Bill 21: Quebec bans religious symbols for government employees
The CAQ government once again resorted to closure to push through legislation restricting the rights of Quebecers.
The legislation passed with a vote of 73 for, 35 against, with the Parti Quebecois supporting the CAQ, while the Liberals and Quebec Solidaire opposed it.
Bill 21 bans government employees in positions of authority from wearing religious symbols, including judges, police officers, and teachers. It also prevents anyone with a covered face from receiving government services.
Immigration and Diversity Minister Simon Jolin-Barrette made last-minute amendments to the legislation that will punish those who refuse to comply. Those amendments were never debated and had never previously been mentioned by the government.
The legislation invokes the notwithstanding clause, which shields it from certain court challenges for five years, however multiple court challenges are already planned.
Facing opposition from both within the province and across Canada, Premier Francois Legault said he's standing firm to protect the province.
"The vast majority of Quebecers want religious signs to be forbidden for certain groups of employees and that's what I'm doing," Legault said.
"People from the rest of Canada may be in disagreement with that, but I think that I'm working for Quebecers."
The minister in charge of the bill, Jolin-Barrette, argued that Bill 21 is a moderate, "progressive" bill which will finally put a decades-old debate over religious symbols to rest.
"Because you have the right, with the bill, to have secular public services," Jolin-Barrette explained.
Liberal MNA Helene David, opposition critic for secularism, told reporters a Liberal government would not renew the legislation.

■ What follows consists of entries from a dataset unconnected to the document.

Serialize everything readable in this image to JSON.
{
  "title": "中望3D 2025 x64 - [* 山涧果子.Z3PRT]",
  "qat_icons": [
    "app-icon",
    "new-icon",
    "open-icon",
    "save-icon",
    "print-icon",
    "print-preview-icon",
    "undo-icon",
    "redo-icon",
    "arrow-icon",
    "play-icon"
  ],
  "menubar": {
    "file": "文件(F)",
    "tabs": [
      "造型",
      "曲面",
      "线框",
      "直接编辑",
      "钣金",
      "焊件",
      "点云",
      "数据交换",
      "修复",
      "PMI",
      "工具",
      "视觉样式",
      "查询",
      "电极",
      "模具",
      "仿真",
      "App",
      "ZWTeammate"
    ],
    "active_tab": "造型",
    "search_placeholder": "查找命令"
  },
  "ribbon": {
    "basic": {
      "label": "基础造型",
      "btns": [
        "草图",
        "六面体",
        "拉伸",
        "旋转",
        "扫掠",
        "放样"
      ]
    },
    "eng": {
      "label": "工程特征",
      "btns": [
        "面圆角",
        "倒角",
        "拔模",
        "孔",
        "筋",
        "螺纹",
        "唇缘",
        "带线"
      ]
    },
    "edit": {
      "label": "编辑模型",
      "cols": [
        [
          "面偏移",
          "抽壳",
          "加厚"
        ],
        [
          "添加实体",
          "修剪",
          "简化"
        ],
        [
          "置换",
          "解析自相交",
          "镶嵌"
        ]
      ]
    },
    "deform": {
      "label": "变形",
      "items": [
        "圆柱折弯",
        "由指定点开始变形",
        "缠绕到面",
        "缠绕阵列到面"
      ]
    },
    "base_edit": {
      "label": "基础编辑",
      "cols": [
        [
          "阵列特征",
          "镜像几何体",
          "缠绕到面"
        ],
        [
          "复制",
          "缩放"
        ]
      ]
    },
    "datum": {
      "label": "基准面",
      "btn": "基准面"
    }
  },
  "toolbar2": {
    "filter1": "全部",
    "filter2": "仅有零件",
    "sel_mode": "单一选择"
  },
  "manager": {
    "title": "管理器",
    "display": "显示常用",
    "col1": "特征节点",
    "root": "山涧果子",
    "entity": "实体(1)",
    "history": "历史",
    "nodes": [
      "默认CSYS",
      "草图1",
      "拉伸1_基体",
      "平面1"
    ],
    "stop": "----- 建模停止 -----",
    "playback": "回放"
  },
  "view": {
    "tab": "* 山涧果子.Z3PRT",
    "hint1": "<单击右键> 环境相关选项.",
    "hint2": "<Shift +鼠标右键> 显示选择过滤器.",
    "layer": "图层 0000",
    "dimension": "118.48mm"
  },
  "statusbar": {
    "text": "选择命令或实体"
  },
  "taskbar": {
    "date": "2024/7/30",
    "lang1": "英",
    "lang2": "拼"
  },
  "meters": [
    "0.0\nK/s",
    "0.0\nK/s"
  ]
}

"We will see in five years what we will do," she said. "There are strong chances we will want to repeal (the law)."
The legislation has come under fire from both Quebec Solidaire and the Liberals, who say that the bill will only serve to alienate minority groups in the province – especially Muslim women.
"Many, many minorities will feel that they are not Quebecers anymore; that they are not part of the society because we don't give them the permission to teach because they wear a veil," David said.
With files from Maya Johnson